:: WHAT YOU ARE ASKED TO DO ::
Report how many lines below include the string "JSON". Please keep the reply to that number.

[Dataset rows describing interfaces]
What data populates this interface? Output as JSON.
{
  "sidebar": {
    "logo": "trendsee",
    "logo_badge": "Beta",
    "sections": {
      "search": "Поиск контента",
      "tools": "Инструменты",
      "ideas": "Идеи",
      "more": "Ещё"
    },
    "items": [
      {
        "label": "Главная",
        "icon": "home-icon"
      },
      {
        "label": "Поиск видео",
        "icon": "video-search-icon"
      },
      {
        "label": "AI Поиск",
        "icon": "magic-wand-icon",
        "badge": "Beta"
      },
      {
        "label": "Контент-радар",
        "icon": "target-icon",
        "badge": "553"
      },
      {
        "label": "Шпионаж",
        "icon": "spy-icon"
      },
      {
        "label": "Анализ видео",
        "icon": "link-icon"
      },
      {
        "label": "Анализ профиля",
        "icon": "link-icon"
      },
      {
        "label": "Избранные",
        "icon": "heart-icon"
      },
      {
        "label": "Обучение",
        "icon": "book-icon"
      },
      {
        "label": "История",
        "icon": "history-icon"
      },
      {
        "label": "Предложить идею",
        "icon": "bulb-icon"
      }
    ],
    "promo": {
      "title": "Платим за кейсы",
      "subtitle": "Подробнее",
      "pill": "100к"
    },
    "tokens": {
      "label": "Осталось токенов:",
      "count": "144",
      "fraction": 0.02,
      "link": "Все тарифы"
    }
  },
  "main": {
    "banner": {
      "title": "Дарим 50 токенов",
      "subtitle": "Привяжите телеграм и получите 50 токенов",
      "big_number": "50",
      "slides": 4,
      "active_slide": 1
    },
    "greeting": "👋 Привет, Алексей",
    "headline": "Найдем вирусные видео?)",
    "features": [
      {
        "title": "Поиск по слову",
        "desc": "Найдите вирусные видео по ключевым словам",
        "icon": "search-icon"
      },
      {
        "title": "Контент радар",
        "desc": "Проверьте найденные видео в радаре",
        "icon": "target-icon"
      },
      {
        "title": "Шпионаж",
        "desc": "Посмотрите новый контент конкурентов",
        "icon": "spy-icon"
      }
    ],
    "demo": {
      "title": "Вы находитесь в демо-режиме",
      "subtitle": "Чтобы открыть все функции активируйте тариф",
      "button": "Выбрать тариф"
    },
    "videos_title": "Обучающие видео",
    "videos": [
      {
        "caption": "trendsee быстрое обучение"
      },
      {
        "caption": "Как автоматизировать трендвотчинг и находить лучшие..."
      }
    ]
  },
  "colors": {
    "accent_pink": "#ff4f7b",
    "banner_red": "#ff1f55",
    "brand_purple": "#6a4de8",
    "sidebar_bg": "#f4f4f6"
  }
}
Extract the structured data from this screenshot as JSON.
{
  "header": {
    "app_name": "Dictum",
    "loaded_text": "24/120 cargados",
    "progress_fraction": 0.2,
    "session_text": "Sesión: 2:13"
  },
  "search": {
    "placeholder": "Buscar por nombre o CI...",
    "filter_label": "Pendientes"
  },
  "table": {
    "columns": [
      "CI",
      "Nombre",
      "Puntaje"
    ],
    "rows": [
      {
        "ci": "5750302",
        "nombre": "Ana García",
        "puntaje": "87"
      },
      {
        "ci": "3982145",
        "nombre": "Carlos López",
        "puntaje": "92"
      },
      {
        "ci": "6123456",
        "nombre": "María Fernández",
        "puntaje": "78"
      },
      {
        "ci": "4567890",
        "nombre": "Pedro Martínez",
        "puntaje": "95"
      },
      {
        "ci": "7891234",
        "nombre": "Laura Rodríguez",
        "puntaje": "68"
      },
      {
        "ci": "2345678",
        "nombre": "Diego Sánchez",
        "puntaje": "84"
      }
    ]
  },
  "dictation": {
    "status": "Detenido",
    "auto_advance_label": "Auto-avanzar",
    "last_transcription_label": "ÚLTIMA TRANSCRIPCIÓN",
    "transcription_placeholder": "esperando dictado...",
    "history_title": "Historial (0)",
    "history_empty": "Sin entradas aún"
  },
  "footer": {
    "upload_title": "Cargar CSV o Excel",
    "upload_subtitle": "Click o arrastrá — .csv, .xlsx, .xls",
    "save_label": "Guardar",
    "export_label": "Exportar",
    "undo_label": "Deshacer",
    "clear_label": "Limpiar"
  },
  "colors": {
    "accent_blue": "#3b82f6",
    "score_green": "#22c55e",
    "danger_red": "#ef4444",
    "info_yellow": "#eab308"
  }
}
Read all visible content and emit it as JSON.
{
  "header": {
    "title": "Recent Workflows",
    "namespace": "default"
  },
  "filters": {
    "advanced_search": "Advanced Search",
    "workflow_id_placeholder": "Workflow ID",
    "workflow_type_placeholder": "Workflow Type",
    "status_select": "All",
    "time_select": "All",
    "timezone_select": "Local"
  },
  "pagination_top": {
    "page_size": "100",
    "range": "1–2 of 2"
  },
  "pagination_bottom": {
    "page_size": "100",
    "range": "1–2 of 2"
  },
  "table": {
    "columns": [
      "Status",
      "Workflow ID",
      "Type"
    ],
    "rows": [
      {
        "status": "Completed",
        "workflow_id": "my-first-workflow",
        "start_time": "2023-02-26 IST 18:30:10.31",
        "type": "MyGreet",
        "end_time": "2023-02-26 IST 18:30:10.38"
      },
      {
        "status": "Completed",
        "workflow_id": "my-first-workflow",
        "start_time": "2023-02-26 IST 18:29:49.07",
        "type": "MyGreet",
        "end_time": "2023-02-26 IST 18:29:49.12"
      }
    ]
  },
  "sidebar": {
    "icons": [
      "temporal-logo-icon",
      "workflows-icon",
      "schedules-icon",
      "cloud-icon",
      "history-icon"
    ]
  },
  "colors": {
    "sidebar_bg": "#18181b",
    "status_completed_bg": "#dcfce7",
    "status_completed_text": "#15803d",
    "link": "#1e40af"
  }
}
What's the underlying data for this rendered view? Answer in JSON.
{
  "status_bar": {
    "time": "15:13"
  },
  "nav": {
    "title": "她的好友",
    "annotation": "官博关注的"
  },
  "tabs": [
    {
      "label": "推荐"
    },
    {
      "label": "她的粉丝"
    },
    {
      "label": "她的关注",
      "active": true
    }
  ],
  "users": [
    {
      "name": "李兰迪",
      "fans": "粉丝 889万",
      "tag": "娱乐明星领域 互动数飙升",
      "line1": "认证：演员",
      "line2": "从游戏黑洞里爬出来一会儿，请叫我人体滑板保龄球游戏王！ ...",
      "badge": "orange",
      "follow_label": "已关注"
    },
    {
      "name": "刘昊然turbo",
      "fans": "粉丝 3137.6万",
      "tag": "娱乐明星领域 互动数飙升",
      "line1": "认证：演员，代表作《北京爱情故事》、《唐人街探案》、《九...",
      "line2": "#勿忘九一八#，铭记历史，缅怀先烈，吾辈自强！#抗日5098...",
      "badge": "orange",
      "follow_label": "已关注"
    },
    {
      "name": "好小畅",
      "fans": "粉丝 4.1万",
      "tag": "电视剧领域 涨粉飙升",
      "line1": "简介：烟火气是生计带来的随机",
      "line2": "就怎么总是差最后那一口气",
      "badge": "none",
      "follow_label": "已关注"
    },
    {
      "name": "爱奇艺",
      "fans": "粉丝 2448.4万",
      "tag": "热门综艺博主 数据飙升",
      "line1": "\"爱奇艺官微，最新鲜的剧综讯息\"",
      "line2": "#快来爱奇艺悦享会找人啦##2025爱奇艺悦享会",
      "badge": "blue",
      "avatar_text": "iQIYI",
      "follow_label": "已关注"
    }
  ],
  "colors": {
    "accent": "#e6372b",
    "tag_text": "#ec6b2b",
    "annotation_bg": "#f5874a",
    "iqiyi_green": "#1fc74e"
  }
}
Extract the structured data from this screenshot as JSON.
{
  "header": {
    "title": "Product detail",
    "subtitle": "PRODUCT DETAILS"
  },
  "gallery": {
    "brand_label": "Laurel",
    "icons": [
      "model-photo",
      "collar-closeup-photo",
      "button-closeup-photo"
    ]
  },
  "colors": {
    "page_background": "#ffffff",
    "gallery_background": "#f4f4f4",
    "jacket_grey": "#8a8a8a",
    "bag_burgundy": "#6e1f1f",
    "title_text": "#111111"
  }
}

:: EXPECTED ANSWER ::
5